### TASK PROMPT
I would like every line of the records below that contains the word "name" copied.

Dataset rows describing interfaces
++++++++

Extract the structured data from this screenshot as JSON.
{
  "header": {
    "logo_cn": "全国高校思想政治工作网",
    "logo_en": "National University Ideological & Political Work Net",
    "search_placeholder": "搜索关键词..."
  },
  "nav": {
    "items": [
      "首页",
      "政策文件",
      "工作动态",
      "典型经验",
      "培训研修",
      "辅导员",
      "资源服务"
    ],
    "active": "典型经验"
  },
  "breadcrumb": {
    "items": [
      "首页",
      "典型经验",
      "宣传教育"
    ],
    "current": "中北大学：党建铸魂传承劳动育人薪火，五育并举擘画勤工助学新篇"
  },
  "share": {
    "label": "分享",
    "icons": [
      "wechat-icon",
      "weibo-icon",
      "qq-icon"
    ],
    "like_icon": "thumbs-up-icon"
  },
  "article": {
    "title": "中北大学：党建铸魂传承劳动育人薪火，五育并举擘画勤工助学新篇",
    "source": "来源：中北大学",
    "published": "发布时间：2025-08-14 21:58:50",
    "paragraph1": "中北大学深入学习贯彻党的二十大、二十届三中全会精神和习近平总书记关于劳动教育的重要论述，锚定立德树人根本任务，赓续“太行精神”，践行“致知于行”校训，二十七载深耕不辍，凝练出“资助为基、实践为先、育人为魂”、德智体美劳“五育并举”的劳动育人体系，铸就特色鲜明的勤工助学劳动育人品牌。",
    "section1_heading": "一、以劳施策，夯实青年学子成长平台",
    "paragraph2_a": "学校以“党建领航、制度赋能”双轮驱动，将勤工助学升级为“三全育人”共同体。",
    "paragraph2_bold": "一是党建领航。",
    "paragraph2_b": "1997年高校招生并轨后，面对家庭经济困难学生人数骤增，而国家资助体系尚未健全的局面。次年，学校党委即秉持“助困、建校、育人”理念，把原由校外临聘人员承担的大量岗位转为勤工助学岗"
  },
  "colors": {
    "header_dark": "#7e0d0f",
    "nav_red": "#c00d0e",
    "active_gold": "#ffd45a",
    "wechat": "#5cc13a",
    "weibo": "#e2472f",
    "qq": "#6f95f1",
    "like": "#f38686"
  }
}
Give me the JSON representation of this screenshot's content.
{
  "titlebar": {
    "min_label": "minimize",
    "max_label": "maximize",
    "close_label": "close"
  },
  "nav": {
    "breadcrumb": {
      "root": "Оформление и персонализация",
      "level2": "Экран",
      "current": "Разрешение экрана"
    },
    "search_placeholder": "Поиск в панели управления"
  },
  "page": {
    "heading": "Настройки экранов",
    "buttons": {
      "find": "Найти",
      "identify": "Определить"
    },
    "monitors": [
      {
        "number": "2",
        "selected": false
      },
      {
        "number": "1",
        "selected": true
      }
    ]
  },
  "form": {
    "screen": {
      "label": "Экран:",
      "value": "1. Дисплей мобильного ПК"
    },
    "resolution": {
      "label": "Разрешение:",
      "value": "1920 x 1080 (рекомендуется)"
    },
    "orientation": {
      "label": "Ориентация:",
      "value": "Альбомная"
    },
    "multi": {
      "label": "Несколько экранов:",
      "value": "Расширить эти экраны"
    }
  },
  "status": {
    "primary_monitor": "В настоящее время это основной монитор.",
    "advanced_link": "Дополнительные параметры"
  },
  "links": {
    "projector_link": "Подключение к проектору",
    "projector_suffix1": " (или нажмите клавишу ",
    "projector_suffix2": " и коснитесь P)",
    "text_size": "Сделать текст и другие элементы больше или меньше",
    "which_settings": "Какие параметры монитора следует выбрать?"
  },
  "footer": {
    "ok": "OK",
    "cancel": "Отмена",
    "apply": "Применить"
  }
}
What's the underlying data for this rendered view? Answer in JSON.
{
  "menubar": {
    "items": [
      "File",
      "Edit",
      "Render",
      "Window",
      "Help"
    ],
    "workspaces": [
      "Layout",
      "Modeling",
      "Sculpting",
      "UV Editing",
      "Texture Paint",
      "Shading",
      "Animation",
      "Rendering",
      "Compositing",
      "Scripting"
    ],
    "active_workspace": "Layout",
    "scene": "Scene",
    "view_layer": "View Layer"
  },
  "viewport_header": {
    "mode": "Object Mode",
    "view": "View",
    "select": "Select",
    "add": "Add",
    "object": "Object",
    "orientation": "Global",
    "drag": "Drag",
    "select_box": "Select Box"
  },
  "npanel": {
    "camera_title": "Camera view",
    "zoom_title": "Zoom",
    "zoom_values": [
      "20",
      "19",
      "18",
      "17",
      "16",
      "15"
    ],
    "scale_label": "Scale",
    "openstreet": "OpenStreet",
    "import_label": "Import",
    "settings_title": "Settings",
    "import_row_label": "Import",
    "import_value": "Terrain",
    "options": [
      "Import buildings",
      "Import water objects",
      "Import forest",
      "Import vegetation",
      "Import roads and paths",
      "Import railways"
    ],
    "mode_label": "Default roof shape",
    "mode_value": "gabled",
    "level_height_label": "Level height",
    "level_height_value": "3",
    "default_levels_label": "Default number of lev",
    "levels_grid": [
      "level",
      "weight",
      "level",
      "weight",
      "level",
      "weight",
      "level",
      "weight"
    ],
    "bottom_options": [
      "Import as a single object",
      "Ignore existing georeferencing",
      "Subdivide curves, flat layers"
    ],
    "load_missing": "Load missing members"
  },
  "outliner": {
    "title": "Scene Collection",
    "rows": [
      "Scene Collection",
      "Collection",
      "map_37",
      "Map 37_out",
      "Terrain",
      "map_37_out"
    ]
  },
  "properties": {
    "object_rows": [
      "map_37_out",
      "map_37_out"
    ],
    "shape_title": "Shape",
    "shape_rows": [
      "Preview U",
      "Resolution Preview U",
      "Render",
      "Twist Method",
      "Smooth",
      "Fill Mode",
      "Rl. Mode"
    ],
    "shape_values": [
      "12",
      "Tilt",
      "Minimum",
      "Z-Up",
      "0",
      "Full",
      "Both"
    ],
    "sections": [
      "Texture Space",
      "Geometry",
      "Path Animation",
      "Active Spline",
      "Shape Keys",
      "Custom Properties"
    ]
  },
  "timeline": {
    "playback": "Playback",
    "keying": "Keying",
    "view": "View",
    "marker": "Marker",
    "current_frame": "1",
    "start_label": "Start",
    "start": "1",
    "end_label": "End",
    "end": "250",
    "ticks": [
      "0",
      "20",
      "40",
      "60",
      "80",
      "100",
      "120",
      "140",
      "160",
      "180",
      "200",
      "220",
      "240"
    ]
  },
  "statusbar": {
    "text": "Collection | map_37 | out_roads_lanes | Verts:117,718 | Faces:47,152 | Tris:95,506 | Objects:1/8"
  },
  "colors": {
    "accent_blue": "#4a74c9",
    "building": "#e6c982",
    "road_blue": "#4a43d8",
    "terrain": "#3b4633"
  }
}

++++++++

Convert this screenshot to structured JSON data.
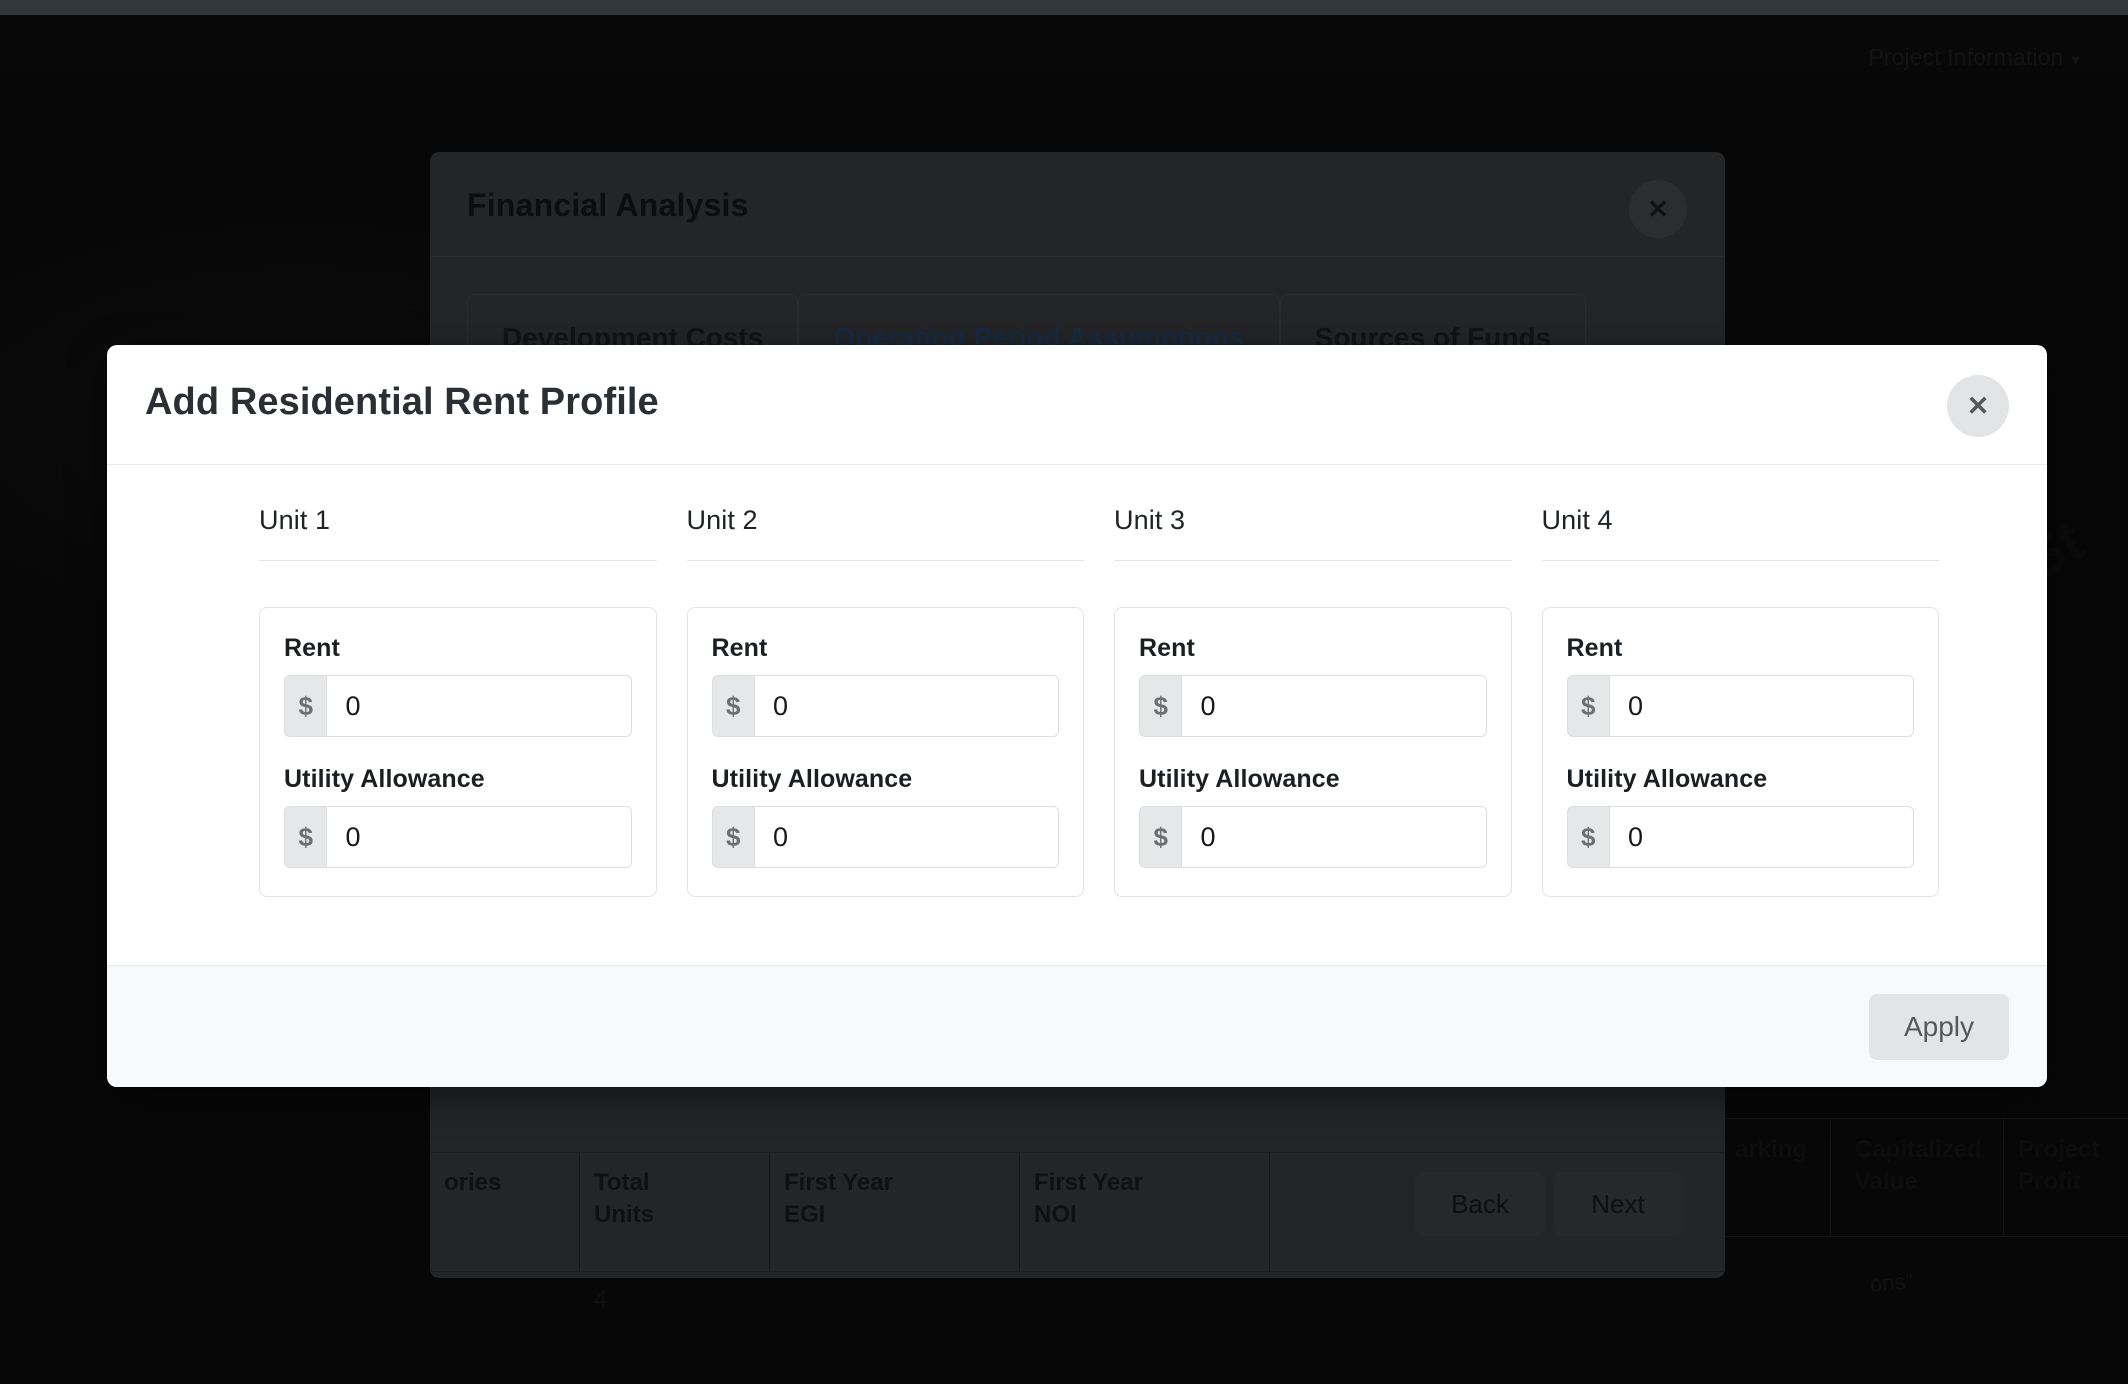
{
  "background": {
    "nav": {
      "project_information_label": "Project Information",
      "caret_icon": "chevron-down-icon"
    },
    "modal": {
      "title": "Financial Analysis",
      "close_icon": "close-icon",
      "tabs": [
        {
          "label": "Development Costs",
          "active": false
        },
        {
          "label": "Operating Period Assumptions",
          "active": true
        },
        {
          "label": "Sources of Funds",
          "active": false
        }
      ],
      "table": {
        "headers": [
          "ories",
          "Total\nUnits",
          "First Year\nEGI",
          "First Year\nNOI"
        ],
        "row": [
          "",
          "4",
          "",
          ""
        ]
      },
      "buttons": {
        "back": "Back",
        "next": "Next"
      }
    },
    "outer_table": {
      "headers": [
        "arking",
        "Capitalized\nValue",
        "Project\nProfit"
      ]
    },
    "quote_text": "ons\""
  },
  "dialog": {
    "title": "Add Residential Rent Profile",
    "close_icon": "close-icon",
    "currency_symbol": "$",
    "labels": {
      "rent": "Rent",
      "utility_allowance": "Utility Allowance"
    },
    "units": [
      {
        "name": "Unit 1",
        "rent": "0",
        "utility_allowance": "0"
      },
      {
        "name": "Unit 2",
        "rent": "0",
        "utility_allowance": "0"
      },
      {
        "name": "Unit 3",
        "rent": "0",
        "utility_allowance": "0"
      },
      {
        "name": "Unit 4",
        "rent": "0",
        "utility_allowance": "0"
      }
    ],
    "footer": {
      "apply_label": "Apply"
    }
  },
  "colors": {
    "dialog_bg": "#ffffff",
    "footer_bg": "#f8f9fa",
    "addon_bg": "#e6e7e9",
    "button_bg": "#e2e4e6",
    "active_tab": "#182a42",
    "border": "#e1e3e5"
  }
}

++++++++

### YOUR RESPONSE
        "name": "Unit 1",
        "name": "Unit 2",
        "name": "Unit 3",
        "name": "Unit 4",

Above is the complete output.